- Nemed Cuculatii is a coven within the New England Covens of Traditionalist Witches as made public by “Lady Gwen Thompson”, whom Morning Glory Zell once called “the Grandmother of East Coast Witchcraft.” At present we meet irregularly as a working group, and not for teaching.
- N.E.C.T.W. (New England Covens of Traditionalist Witches) is a center for Covens of Traditionalist origin. It is one of many traditions of Witchcraft. NECTW has covens and individual elders nationally. There are other related traditions with whom we share common history: Keepers of the Ancient Mysteries, the Welsh Rite Gwyddionaid, and the Tuatha de Danaan Tradition. In addition, NECTW has been a direct influence on the Georgian Tradition and many others.
- N.E.C.T.W. was named in 1972 by a hereditary witch from New Haven, CT, after the name of her individual coven as her teachings began to spread. Her family tradition blended with popular occultism and was handed down in its present form to her spiritual descendants.
- While N.E.C.T.W. and Nemed Cuculatii share many things in common with Wicca, we are a Witchcraft tradition, not a Wiccan tradition. If you are seeking a Wicca coven or tradition, we are not the group for you.
- The main focus of Nemed Cuculatii is magic and sorcery, spirituality, legends and lore.
- We acknowledge and/or celebrate those seasonal changes at what is popularly referred to as the Wheel of the Year, and which we acknowledge as a borrowing in from modern Neopagan practice. At these Sabbats, we honor the various aspects of Deity and the cycles of Nature.

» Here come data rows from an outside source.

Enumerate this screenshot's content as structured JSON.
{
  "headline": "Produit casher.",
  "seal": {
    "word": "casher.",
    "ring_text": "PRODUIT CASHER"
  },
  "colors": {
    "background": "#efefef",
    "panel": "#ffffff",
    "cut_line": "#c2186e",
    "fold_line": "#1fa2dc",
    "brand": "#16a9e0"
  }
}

Generally speaking, we do not perform sorcery or magic at the Sabbats, as we view these to be celebratory times.
- We celebrate the 13 Esbats or Full Moons. On these nights, we honor the Goddess and often do magic or sorcery.

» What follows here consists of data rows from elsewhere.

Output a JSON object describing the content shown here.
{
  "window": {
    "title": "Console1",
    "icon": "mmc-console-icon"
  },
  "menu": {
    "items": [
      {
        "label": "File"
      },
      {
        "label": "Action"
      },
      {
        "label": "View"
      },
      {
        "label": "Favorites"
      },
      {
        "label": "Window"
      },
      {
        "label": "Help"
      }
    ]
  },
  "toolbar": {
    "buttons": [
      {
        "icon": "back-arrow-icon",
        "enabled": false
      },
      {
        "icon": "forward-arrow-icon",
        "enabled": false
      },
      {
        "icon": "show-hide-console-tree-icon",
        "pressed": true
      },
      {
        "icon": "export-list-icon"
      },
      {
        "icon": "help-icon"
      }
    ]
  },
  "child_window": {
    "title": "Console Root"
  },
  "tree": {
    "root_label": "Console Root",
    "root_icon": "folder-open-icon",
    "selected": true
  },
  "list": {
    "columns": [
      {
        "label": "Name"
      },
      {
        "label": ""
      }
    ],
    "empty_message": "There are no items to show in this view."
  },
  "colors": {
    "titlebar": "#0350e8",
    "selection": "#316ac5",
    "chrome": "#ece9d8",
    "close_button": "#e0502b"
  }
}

- We work with spirits of Place and Land, the Old Ones and the Mighty Dead.
- We have a training program, which requires individual and group participation, one-on-one and group training sessions, participation in public rituals and events. All students must agree to keep material given to them confidential, and should a student drop out of the training program, they are required to return all study materials received up to that point. This program may take several years to fully complete, if ever.
- There is extensive reading, required projects that must be completed, and active participation within the Coven is expected of all students and initiates.
- Nemed Cuculatii does not charge any fees for its training. However, we do require that members pay for their own materials, which are mandatory for the training, and all are expected to contribute their fair share to Circles and feasts.
We do not believe that it is to the benefit of the student to finance the cost of their materials for training. If members cannot afford the very small materials cost, we may counsel them to return when their life is in better financial order.
We encourage all of our members to be employed to the best of their ability or be otherwise financially stable and to have their lives in general order before attempting to learn the Craft.
- Training and initiation is passed male to female and female to male, in keeping with our Tradition. The Wiccan “Great Rite” is not a part of our original Tradition, nor is it practiced in our Coven.
- As a general rule, Nemed Cuculatii limits personal training to people who are over 18 years of age. There are exceptions, such as teens of Pagan parents, who have been raised as Pagans and who have parental permission, which will be obtained in writing before any study and requires a face-to-face meeting with the parents to explain our process and answer questions that they may have.
- Nemed Cuculatii is not a democracy, nor does it operate on consensus. While group input may be solicited in the decision-making process, ultimately all decisions are made by the Lady of Nemed Cuculatii and they are final.
- Nemed Cuculatii has a “zero-tolerance policy” on the subjects of drug and alcohol abuse.
- If you are interested in learning more, please read this page.
Parts of the above are adapted from an Introduction to Oakmist Grove, by Lady Rowan of Oakmist.